[Stored records]

----------

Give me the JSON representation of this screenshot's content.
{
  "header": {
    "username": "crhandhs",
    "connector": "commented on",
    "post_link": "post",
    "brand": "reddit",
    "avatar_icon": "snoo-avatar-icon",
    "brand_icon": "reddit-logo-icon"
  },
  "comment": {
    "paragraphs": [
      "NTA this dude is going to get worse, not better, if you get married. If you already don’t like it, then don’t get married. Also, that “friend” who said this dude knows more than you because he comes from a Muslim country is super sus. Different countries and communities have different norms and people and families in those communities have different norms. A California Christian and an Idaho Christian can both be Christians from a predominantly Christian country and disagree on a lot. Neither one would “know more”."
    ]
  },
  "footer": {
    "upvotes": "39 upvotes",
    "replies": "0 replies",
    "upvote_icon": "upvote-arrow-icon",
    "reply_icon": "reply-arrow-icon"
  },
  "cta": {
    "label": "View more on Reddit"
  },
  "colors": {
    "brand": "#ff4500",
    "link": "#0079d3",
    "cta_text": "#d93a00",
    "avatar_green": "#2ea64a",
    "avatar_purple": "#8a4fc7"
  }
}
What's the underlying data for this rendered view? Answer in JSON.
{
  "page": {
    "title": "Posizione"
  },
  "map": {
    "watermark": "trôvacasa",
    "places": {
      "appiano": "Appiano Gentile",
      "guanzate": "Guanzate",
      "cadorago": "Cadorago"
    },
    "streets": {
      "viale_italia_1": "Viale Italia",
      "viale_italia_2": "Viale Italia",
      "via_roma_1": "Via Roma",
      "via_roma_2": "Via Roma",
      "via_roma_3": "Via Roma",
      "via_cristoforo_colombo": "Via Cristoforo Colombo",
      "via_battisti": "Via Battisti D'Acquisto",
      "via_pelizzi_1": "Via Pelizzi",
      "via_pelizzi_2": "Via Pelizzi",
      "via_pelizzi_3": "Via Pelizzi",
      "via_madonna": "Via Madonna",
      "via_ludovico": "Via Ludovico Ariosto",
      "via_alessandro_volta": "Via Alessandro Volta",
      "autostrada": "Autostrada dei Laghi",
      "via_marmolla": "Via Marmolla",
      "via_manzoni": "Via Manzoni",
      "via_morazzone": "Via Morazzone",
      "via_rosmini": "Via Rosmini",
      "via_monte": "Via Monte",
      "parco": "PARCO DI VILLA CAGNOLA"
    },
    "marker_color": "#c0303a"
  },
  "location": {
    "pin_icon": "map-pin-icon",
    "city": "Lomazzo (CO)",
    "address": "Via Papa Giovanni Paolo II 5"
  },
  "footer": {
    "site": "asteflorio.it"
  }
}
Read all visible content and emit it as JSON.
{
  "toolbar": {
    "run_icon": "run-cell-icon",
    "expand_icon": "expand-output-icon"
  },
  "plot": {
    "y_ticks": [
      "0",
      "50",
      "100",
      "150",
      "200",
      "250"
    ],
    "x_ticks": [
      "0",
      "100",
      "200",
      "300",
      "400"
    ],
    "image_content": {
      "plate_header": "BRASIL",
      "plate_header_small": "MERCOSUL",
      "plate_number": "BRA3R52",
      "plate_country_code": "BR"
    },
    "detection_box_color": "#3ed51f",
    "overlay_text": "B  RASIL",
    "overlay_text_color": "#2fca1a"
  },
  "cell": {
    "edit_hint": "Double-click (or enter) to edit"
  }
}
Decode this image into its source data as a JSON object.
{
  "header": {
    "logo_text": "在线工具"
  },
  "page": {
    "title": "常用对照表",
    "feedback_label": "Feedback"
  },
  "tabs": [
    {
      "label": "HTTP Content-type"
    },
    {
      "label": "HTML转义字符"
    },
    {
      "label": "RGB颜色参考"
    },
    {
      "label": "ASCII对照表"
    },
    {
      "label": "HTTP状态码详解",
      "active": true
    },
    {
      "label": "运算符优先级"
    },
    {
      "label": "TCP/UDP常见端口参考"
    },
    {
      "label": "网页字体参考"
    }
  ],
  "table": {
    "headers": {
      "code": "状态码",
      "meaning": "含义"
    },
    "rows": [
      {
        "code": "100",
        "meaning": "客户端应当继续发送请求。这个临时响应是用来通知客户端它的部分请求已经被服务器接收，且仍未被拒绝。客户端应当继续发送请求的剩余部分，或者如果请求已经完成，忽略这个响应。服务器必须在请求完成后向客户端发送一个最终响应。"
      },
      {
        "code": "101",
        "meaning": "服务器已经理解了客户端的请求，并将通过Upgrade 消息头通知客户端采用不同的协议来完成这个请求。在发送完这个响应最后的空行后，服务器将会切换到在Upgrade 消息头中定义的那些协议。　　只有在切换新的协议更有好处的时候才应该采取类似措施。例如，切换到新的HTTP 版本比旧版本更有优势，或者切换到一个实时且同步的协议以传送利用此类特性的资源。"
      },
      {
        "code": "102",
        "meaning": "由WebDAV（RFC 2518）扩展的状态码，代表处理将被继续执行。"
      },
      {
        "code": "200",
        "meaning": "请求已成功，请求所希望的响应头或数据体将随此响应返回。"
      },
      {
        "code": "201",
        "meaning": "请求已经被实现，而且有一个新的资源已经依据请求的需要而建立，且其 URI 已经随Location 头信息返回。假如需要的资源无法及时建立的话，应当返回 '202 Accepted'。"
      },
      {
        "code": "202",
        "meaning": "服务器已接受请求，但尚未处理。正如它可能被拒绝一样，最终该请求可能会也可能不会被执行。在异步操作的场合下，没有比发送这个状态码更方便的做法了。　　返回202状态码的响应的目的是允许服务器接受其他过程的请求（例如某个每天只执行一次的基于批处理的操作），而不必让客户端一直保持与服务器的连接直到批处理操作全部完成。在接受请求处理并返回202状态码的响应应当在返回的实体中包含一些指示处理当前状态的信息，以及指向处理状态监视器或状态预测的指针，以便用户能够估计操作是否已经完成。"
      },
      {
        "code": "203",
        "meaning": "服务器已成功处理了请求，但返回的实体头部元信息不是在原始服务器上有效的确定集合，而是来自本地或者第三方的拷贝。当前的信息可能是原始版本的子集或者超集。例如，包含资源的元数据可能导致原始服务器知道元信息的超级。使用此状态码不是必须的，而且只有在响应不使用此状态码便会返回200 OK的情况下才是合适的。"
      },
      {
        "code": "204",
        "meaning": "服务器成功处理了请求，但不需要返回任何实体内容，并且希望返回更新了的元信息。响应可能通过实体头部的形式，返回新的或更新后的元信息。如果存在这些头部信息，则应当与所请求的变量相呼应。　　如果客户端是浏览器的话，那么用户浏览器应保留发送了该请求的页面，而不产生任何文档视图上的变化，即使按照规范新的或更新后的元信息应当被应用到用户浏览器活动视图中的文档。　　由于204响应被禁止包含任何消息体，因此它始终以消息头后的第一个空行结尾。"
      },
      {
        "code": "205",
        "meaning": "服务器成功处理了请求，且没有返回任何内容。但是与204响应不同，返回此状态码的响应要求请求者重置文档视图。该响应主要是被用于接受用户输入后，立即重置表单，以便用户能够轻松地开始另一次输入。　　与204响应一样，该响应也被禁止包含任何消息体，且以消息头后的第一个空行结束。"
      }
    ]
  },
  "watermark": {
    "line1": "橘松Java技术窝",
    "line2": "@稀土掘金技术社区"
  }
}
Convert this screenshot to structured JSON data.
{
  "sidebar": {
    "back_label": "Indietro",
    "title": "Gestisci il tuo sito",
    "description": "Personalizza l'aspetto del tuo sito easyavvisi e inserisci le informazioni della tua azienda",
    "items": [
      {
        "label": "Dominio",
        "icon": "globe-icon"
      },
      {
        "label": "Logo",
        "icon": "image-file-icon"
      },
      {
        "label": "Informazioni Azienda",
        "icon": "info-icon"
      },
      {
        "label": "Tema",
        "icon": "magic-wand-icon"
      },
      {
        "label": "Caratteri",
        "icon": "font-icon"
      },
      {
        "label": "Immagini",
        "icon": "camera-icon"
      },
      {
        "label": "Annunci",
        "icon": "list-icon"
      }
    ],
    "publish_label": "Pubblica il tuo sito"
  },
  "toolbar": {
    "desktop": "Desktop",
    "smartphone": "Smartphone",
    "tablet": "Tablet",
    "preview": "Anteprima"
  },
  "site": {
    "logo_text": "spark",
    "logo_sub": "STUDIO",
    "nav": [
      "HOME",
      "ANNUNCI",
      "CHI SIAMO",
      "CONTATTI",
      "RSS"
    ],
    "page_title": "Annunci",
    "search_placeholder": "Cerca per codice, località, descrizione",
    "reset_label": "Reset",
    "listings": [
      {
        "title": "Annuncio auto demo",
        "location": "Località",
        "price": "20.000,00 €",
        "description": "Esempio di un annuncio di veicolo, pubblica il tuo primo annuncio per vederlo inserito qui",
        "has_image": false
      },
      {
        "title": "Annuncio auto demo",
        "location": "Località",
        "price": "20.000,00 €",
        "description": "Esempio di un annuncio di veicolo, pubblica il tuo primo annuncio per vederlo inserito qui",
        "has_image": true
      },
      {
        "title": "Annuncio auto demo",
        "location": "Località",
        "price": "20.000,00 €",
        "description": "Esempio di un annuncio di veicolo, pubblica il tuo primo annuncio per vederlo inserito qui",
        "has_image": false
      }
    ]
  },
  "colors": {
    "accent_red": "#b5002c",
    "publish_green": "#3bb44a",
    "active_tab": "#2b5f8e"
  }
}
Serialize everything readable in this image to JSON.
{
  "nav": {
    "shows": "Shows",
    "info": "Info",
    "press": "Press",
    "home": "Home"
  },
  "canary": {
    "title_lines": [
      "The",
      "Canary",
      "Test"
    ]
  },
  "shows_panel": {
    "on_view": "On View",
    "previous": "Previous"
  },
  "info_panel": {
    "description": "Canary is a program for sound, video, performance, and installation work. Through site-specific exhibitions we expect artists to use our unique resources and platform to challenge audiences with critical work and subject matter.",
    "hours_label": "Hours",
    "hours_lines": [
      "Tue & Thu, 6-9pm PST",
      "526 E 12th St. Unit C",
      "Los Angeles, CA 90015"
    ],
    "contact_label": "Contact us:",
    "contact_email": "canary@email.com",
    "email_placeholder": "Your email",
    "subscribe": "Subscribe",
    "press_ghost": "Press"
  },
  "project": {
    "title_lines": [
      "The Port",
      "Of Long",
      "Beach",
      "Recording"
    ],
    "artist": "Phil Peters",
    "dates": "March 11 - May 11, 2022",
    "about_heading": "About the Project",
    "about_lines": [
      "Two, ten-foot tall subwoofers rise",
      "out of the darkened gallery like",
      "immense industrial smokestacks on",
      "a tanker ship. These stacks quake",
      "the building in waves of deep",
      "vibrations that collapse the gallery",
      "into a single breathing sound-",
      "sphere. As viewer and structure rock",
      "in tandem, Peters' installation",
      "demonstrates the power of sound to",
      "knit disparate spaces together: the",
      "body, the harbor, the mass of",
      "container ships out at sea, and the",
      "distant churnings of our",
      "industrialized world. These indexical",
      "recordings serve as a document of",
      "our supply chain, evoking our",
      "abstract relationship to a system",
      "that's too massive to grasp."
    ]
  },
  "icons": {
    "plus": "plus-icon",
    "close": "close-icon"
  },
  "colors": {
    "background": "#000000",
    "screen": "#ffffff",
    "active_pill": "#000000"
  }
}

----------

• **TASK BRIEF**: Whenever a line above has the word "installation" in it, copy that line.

• **RESPONSE TO THE TASK**:
    "description": "Canary is a program for sound, video, performance, and installation work. Through site-specific exhibitions we expect artists to use our unique resources and platform to challenge audiences with critical work and subject matter.",
      "in tandem, Peters' installation",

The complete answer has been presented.